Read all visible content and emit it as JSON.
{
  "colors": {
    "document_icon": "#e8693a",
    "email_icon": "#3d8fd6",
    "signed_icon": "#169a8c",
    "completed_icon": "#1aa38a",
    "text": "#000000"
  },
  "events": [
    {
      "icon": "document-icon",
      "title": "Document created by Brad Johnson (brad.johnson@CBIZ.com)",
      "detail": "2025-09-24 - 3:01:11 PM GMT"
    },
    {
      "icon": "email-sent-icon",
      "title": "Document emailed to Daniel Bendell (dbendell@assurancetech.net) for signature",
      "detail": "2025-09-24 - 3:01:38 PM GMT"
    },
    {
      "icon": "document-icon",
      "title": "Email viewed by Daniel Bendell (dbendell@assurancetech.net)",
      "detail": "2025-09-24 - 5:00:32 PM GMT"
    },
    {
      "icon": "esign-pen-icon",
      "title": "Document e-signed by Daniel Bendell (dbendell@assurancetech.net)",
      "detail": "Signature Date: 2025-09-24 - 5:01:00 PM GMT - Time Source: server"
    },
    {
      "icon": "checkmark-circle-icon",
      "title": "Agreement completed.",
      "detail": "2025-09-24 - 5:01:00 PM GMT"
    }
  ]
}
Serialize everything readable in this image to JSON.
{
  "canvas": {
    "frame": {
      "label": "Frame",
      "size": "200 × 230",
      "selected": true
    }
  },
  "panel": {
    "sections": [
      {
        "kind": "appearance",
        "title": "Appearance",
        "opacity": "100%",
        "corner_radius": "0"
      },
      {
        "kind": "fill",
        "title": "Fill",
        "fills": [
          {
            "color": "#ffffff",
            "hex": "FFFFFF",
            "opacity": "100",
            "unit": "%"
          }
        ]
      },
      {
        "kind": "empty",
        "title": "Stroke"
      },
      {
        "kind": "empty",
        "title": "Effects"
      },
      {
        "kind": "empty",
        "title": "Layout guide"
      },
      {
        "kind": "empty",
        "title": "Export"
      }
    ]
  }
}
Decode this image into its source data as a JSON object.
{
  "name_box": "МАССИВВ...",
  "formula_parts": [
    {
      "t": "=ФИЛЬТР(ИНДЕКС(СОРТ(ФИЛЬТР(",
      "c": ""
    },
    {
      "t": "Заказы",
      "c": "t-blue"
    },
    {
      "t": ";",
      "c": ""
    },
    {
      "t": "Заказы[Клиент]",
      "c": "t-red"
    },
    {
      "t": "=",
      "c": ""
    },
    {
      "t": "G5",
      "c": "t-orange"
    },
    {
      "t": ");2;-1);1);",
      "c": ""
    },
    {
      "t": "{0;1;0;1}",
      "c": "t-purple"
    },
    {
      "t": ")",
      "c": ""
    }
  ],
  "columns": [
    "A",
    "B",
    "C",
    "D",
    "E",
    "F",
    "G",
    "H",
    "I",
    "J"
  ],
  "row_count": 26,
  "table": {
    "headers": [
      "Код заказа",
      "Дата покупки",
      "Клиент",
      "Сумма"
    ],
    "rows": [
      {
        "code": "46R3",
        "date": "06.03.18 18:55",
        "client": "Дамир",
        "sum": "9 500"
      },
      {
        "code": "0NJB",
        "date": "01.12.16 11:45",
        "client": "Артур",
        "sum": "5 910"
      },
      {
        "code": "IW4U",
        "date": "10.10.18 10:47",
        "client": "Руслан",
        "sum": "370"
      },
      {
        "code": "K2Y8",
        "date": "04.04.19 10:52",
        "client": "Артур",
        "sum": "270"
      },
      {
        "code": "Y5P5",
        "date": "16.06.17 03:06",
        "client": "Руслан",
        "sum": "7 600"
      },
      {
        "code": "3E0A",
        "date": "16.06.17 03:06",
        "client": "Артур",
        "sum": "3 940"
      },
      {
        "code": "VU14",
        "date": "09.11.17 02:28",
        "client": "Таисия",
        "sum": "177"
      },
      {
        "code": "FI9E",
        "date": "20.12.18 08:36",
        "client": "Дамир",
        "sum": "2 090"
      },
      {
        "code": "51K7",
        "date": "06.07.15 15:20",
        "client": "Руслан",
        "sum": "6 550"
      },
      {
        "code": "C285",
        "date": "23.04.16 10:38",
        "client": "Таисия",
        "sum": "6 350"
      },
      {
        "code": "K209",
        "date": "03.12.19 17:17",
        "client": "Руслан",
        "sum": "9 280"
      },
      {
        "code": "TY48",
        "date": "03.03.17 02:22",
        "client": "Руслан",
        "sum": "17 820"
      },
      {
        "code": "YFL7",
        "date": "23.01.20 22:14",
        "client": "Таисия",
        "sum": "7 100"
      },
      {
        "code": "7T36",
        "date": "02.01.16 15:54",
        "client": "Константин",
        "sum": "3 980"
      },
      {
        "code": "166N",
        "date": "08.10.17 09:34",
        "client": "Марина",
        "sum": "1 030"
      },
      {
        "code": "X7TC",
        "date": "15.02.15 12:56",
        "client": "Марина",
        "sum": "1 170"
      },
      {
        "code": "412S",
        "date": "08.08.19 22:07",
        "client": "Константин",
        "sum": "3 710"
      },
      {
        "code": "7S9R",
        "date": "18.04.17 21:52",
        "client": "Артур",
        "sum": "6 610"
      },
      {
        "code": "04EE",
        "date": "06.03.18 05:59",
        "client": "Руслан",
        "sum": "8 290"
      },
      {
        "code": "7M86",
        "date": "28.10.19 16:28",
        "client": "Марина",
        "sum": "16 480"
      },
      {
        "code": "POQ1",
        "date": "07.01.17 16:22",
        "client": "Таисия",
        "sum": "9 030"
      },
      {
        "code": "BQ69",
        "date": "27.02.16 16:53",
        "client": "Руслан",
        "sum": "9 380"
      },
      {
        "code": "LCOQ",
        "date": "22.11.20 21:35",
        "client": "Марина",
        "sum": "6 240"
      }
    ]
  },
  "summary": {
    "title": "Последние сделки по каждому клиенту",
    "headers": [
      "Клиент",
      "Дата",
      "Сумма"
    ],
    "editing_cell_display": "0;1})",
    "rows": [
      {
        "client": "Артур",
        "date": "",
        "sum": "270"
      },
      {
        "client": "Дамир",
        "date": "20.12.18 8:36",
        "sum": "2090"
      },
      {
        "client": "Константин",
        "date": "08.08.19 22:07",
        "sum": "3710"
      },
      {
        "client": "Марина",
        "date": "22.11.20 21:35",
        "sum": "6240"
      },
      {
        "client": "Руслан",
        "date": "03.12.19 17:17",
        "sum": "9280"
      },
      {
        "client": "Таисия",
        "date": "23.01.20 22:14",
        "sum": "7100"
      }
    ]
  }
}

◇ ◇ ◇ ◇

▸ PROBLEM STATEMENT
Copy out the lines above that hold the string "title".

▸ RESPONSE TO THIS TASK
      "title": "Document created by Brad Johnson (brad.johnson@CBIZ.com)",
      "title": "Document emailed to Daniel Bendell (dbendell@assurancetech.net) for signature",
      "title": "Email viewed by Daniel Bendell (dbendell@assurancetech.net)",
      "title": "Document e-signed by Daniel Bendell (dbendell@assurancetech.net)",
      "title": "Agreement completed.",
        "title": "Appearance",
        "title": "Fill",
        "title": "Stroke"
        "title": "Effects"
        "title": "Layout guide"
        "title": "Export"
    "title": "Последние сделки по каждому клиенту",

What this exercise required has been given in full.